Using a back and forth motion with the foot, we press the grain thepugh the wire and remove the hull.

Later we’ll do some more remove more chaff.



Blue Grouse … With a Broken Neck

We found a dead grouse in the garden this morning – still warm. Upon inspection by Paco, it was found to have a broken neck – probably from flying into our fence post.

After much discussion, we are likely to bury it.

Below Eric holds it as he discusses compost with Paco.


Threshing and winnowing the grain

A great deal of energy goes into baking a loaf of bread. Added to all the measuring, kneading, and waiting for the bread to rise is the lengthy behind-the-scenes process of harvesting, threshing and winnowing out the grains. In the past two weeks, we’ve harvested the remaining beds of spring-sown grains and hung them up in the new grain storage house to dry. Each type of grain has its unique characteristics, whether it’s the long stalk of the rye plant, the spiky heads of barley, or the plump, golden wheat grains.


Yesterday was my first experience threshing and winnowing grain. A special threshing floor was constructed of wood with a mesh-wire placed over to serve as an abrasive for separating the grain from the chaff. We started by bundling handfuls of grain in sheaves, with the heads together.


Then we basically stomped on the heads, trying to get the hulls off the grain.


Once we finished threshing out the grain, we gathered the grains and hulls into a winnowing basket, and sort of threw the grain up in the air, letting the slight breeze carry off the chaff.


Lamine, who has been threshing and winnowing his entire life, explained that often there is no breeze, and I need to sort of create a breeze with the winnowing basket. Sort of forcefully push the basket away from me, while holding it tight, and let the force of the push send the chaff flying.

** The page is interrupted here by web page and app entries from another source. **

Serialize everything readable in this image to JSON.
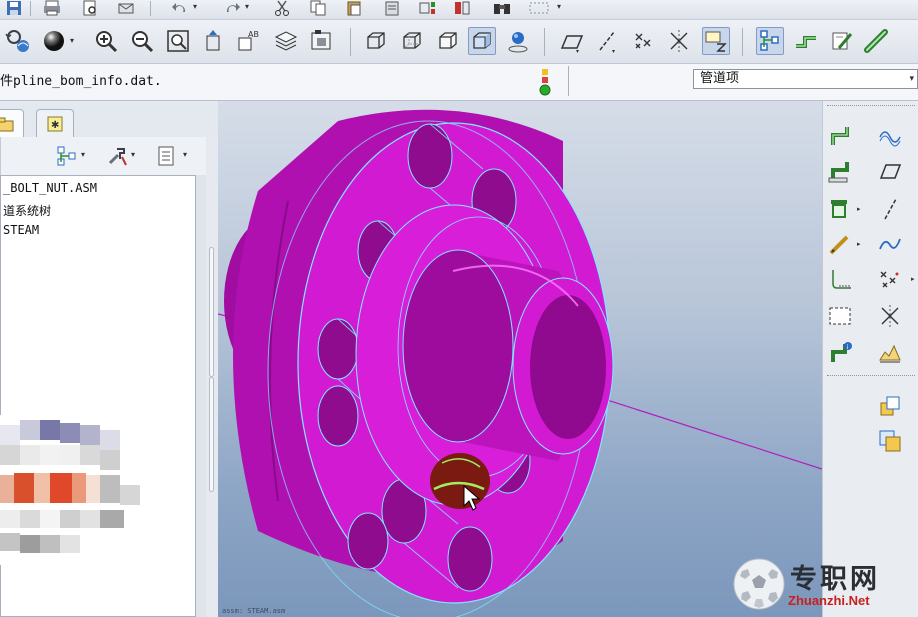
{
  "message_bar": {
    "text": "件pline_bom_info.dat.",
    "filter_value": "管道项"
  },
  "model_tree": {
    "items": [
      "_BOLT_NUT.ASM",
      "道系统树",
      "STEAM"
    ]
  },
  "viewport": {
    "status_line": "assm: STEAM.asm"
  },
  "watermark": {
    "cn": "专职网",
    "en": "Zhuanzhi.Net"
  },
  "colors": {
    "model_fill": "#cc10cc",
    "model_edge": "#7fe9ff",
    "viewport_top": "#d6dde8",
    "viewport_bottom": "#7b97bb",
    "axis_line": "#b020c0",
    "highlight": "#7a1a10",
    "highlight_edge": "#9ff060",
    "watermark_red": "#c62020"
  },
  "icons": {
    "top_row": [
      "save-icon",
      "print-icon",
      "print-preview-icon",
      "send-icon",
      "undo-icon",
      "redo-icon",
      "cut-icon",
      "copy-icon",
      "paste-icon",
      "paste-special-icon",
      "regenerate-icon",
      "family-table-icon",
      "binoculars-icon",
      "select-box-icon"
    ],
    "main_row": [
      "repaint-icon",
      "shade-sphere-icon",
      "zoom-in-icon",
      "zoom-out-icon",
      "refit-icon",
      "reorient-icon",
      "saved-views-icon",
      "layers-icon",
      "view-manager-icon",
      "wireframe-icon",
      "hidden-line-icon",
      "no-hidden-icon",
      "shading-icon",
      "spin-center-icon",
      "datum-plane-icon",
      "datum-axis-icon",
      "datum-point-icon",
      "coordinate-system-icon",
      "annotation-display-icon",
      "piping-tree-icon",
      "route-pipe-icon",
      "edit-pipe-icon",
      "pipe-line-icon"
    ],
    "left_tabs": [
      "model-tree-tab-icon",
      "folder-browser-tab-icon"
    ],
    "left_toolbar": [
      "tree-show-icon",
      "tree-settings-icon",
      "tree-columns-icon"
    ],
    "right_column_a": [
      "pipe-segment-icon",
      "pipe-branch-icon",
      "insert-fitting-icon",
      "sketch-pipe-icon",
      "pipe-corner-icon",
      "pipe-frame-icon",
      "pipe-info-icon"
    ],
    "right_column_b": [
      "curve-icon",
      "datum-plane-icon",
      "datum-axis-icon",
      "sketched-curve-icon",
      "datum-points-icon",
      "coordinate-system-icon",
      "analysis-icon",
      "copy-geometry-icon",
      "shrinkwrap-icon"
    ]
  }
}
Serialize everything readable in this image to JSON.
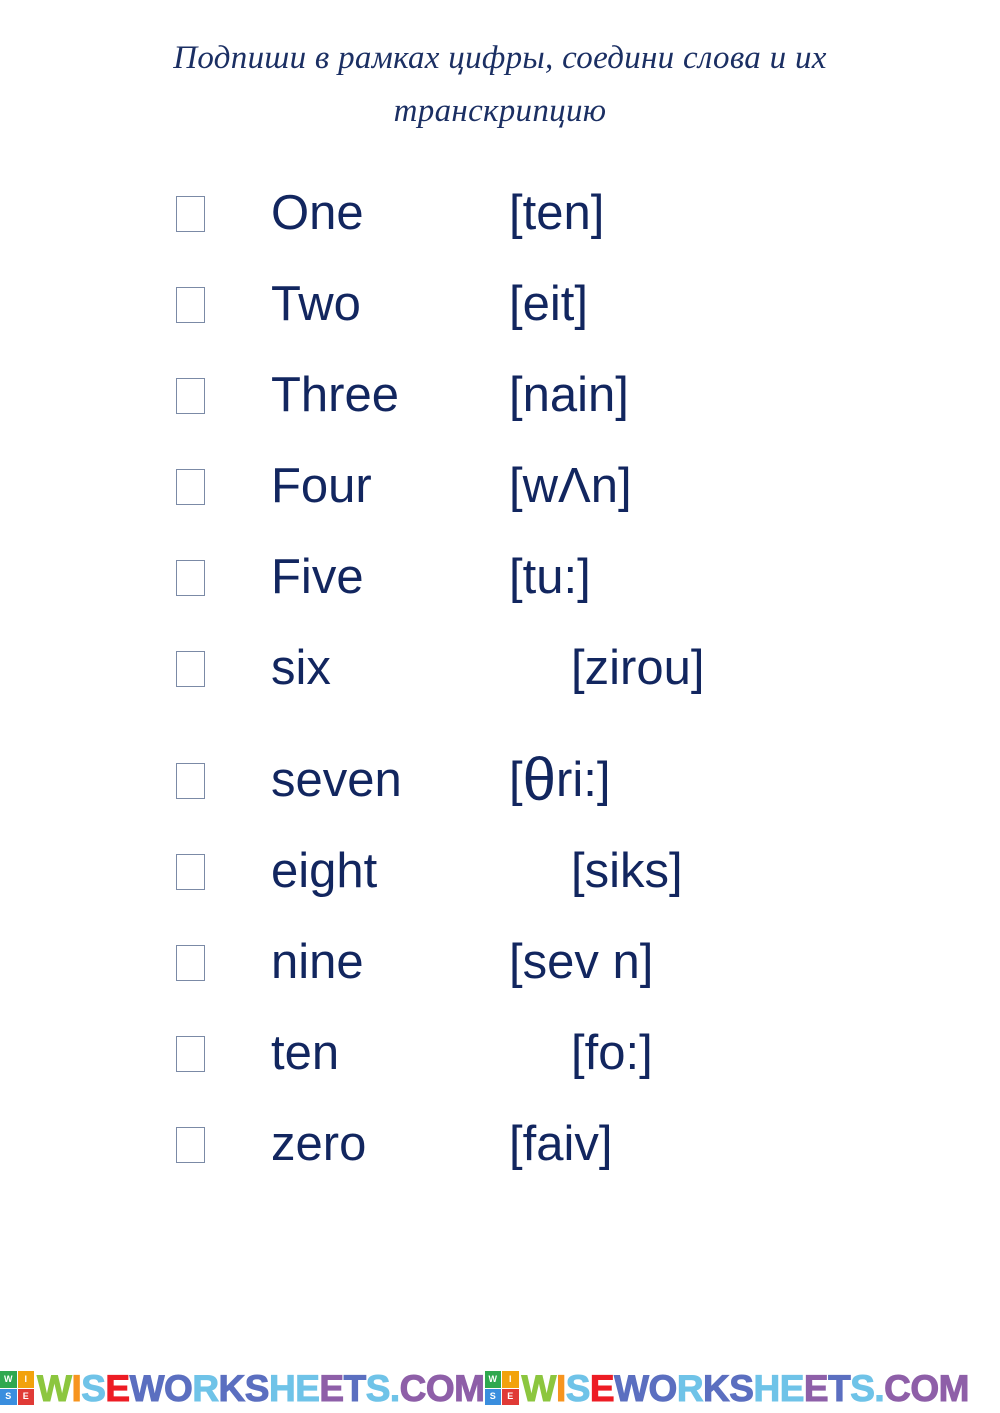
{
  "document": {
    "title_lines": [
      "Подпиши в рамках цифры, соедини слова и их",
      "транскрипцию"
    ],
    "text_color": "#12265f",
    "title_color": "#1b2f63",
    "checkbox_border_color": "#7b8aa6",
    "background": "#ffffff"
  },
  "exercise": {
    "rows": [
      {
        "word": "One",
        "transcription": "[ten]",
        "indent": 0
      },
      {
        "word": "Two",
        "transcription": "[eit]",
        "indent": 0
      },
      {
        "word": "Three",
        "transcription": "[nain]",
        "indent": 0
      },
      {
        "word": "Four",
        "transcription": "[wΛn]",
        "indent": 0
      },
      {
        "word": "Five",
        "transcription": "[tu:]",
        "indent": 0
      },
      {
        "word": "six",
        "transcription": "[zirou]",
        "indent": 62
      },
      {
        "word": "seven",
        "transcription": "[θri:]",
        "indent": 0
      },
      {
        "word": "eight",
        "transcription": "[siks]",
        "indent": 62
      },
      {
        "word": "nine",
        "transcription": "[sev n]",
        "indent": 0
      },
      {
        "word": "ten",
        "transcription": "[fo:]",
        "indent": 62
      },
      {
        "word": "zero",
        "transcription": "[faiv]",
        "indent": 0
      }
    ]
  },
  "footer": {
    "watermark_text": "WISEWORKSHEETS.COM",
    "badge_letters": [
      "W",
      "I",
      "S",
      "E"
    ],
    "letter_colors": [
      "#8cc63f",
      "#f7941e",
      "#6fc3e8",
      "#ed1c24",
      "#5b6fc0",
      "#5b6fc0",
      "#6fc3e8",
      "#5b6fc0",
      "#5b6fc0",
      "#6fc3e8",
      "#6fc3e8",
      "#8e5fa8",
      "#5b6fc0",
      "#6fc3e8",
      "#6fc3e8",
      "#8e5fa8",
      "#8e5fa8",
      "#8e5fa8",
      "#8e5fa8",
      "#8e5fa8",
      "#8e5fa8",
      "#8e5fa8"
    ],
    "repeat_count": 2
  }
}
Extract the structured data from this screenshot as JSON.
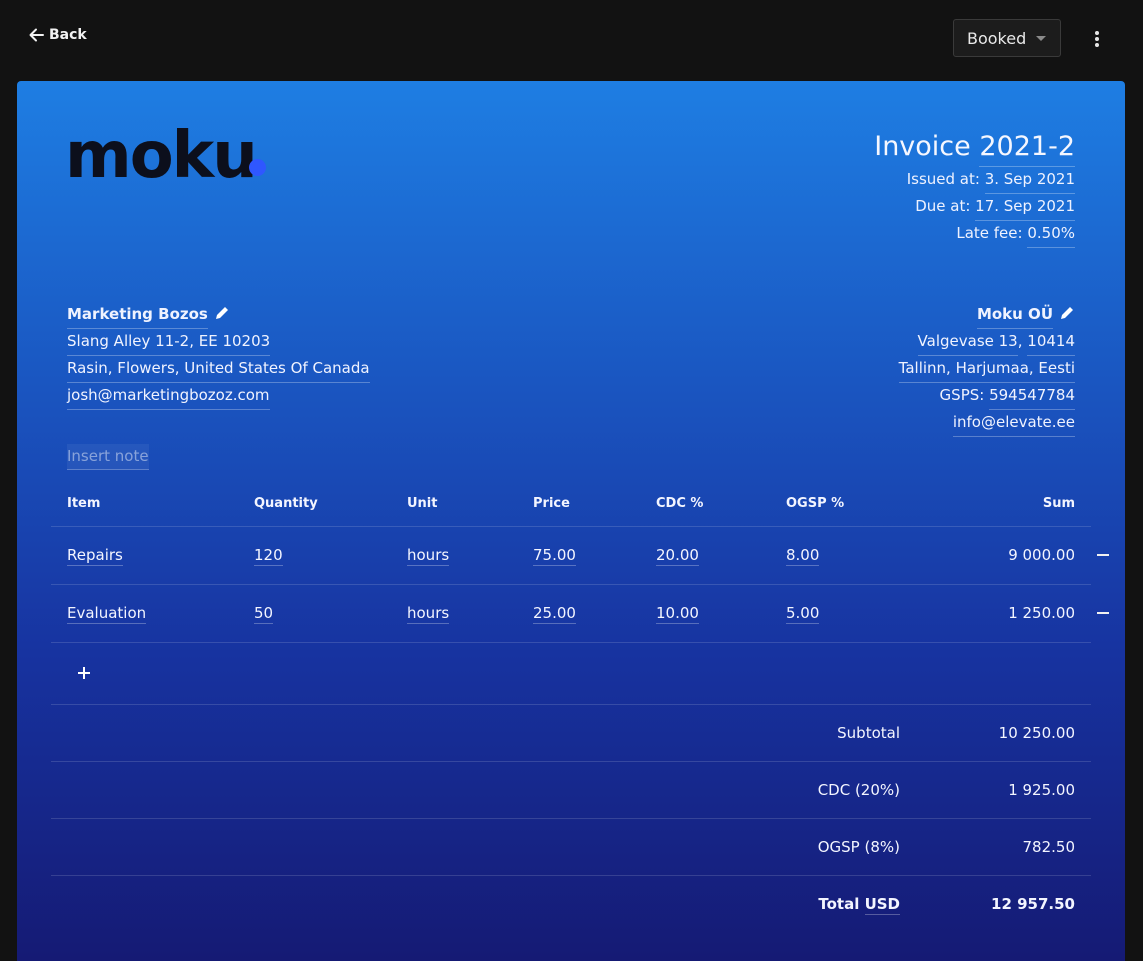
{
  "topbar": {
    "back_label": "Back",
    "status_value": "Booked"
  },
  "invoice": {
    "logo_text": "moku",
    "title_prefix": "Invoice ",
    "number": "2021-2",
    "issued_label": "Issued at: ",
    "issued_value": "3. Sep 2021",
    "due_label": "Due at: ",
    "due_value": "17. Sep 2021",
    "late_fee_label": "Late fee: ",
    "late_fee_value": "0.50%"
  },
  "client": {
    "name": "Marketing Bozos",
    "address_line1": "Slang Alley 11-2, EE 10203",
    "address_line2": "Rasin, Flowers, United States Of Canada",
    "email": "josh@marketingbozoz.com"
  },
  "company": {
    "name": "Moku OÜ",
    "street": "Valgevase 13",
    "sep1": ", ",
    "postal": "10414",
    "city_line": "Tallinn, Harjumaa, Eesti",
    "gsps_label": "GSPS: ",
    "gsps_value": "594547784",
    "email": "info@elevate.ee"
  },
  "note_placeholder": "Insert note",
  "table": {
    "headers": {
      "item": "Item",
      "quantity": "Quantity",
      "unit": "Unit",
      "price": "Price",
      "cdc": "CDC %",
      "ogsp": "OGSP %",
      "sum": "Sum"
    },
    "rows": [
      {
        "item": "Repairs",
        "quantity": "120",
        "unit": "hours",
        "price": "75.00",
        "cdc": "20.00",
        "ogsp": "8.00",
        "sum": "9 000.00"
      },
      {
        "item": "Evaluation",
        "quantity": "50",
        "unit": "hours",
        "price": "25.00",
        "cdc": "10.00",
        "ogsp": "5.00",
        "sum": "1 250.00"
      }
    ]
  },
  "totals": {
    "subtotal_label": "Subtotal",
    "subtotal_value": "10 250.00",
    "cdc_label": "CDC (20%)",
    "cdc_value": "1 925.00",
    "ogsp_label": "OGSP (8%)",
    "ogsp_value": "782.50",
    "total_label": "Total ",
    "currency": "USD",
    "total_value": "12 957.50"
  }
}
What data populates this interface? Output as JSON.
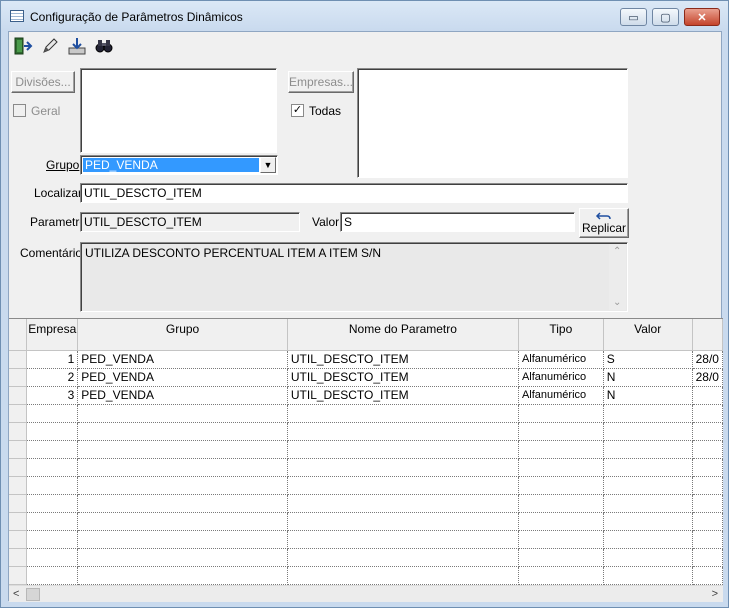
{
  "window": {
    "title": "Configuração de Parâmetros Dinâmicos",
    "controls": {
      "minimize": "▭",
      "maximize": "▢",
      "close": "✕"
    }
  },
  "toolbar": {
    "buttons": [
      {
        "name": "exit-door-icon",
        "tooltip": ""
      },
      {
        "name": "pencil-edit-icon",
        "tooltip": ""
      },
      {
        "name": "download-tray-icon",
        "tooltip": ""
      },
      {
        "name": "binoculars-icon",
        "tooltip": ""
      }
    ]
  },
  "form": {
    "divisoes_button": "Divisões...",
    "geral_label": "Geral",
    "geral_checked": false,
    "empresas_button": "Empresas...",
    "todas_label": "Todas",
    "todas_checked": true,
    "todas_mark": "✓",
    "grupo_label": "Grupo",
    "grupo_value": "PED_VENDA",
    "localizar_label": "Localizar",
    "localizar_value": "UTIL_DESCTO_ITEM",
    "parametro_label": "Parametro",
    "parametro_value": "UTIL_DESCTO_ITEM",
    "valor_label": "Valor",
    "valor_value": "S",
    "replicar_button": "Replicar",
    "comentarios_label": "Comentários",
    "comentarios_value": "UTILIZA DESCONTO PERCENTUAL ITEM A ITEM S/N"
  },
  "grid": {
    "columns": [
      "Empresa",
      "Grupo",
      "Nome do Parametro",
      "Tipo",
      "Valor",
      ""
    ],
    "rows": [
      {
        "empresa": "1",
        "grupo": "PED_VENDA",
        "nome": "UTIL_DESCTO_ITEM",
        "tipo": "Alfanumérico",
        "valor": "S",
        "data": "28/0"
      },
      {
        "empresa": "2",
        "grupo": "PED_VENDA",
        "nome": "UTIL_DESCTO_ITEM",
        "tipo": "Alfanumérico",
        "valor": "N",
        "data": "28/0"
      },
      {
        "empresa": "3",
        "grupo": "PED_VENDA",
        "nome": "UTIL_DESCTO_ITEM",
        "tipo": "Alfanumérico",
        "valor": "N",
        "data": ""
      }
    ]
  },
  "scrollbar": {
    "left_arrow": "<",
    "right_arrow": ">"
  },
  "colors": {
    "selection": "#3399ff",
    "face": "#f0f0f0",
    "titlebar": "#c9daee"
  }
}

My father once told me that he remembers having to steer the family donkey back in his village in Lebanon while it threshed out the grain. Donkeys or horses were tied up to the center of a circular-shaped stone or cement threshing floor, and sent walking round and round for hours, until all the grain was threshed off the stalks.